Stored data entries:

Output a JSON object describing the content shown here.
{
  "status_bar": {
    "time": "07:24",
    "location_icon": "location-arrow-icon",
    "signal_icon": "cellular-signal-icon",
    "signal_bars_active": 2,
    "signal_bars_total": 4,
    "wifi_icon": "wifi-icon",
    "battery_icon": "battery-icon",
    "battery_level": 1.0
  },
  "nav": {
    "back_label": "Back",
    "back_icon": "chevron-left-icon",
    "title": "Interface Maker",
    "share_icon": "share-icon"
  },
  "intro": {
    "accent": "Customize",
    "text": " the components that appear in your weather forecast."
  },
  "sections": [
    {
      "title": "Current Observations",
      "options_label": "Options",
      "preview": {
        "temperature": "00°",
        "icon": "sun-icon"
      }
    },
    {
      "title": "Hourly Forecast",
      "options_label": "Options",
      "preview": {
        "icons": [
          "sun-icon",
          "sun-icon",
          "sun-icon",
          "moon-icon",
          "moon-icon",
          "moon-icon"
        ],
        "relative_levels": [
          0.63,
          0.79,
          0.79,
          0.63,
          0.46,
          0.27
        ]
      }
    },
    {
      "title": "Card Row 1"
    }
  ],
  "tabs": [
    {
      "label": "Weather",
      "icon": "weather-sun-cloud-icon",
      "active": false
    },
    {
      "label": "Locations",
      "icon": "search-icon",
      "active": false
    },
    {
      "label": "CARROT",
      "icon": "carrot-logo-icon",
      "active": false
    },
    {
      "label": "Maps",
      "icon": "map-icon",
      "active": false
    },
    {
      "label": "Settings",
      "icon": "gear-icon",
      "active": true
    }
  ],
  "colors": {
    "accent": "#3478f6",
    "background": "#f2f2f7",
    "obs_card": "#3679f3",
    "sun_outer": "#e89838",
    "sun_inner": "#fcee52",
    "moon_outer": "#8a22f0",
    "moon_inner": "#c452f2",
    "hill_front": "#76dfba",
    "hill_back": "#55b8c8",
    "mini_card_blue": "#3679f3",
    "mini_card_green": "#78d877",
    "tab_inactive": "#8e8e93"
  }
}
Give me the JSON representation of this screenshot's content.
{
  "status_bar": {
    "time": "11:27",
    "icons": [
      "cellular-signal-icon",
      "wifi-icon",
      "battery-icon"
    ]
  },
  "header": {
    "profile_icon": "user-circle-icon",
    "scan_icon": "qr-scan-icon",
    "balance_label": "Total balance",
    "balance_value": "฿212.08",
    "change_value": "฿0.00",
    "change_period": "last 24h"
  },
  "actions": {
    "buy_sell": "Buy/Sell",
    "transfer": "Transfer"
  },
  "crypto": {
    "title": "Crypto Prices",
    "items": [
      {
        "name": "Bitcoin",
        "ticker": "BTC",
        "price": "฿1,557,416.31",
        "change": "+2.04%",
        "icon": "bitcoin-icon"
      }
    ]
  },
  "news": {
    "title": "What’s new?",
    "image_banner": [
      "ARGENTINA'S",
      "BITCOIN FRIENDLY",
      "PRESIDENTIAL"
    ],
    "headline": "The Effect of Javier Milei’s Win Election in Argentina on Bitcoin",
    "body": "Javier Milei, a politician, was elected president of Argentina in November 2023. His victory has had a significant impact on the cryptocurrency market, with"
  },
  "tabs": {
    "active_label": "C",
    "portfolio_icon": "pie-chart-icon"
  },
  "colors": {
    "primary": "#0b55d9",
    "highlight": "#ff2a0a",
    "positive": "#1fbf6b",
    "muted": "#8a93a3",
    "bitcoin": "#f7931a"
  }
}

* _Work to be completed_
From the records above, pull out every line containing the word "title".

* _Solution for this problem_
    "title": "Interface Maker",
      "title": "Current Observations",
      "title": "Hourly Forecast",
      "title": "Card Row 1"
    "title": "Crypto Prices",
    "title": "What’s new?",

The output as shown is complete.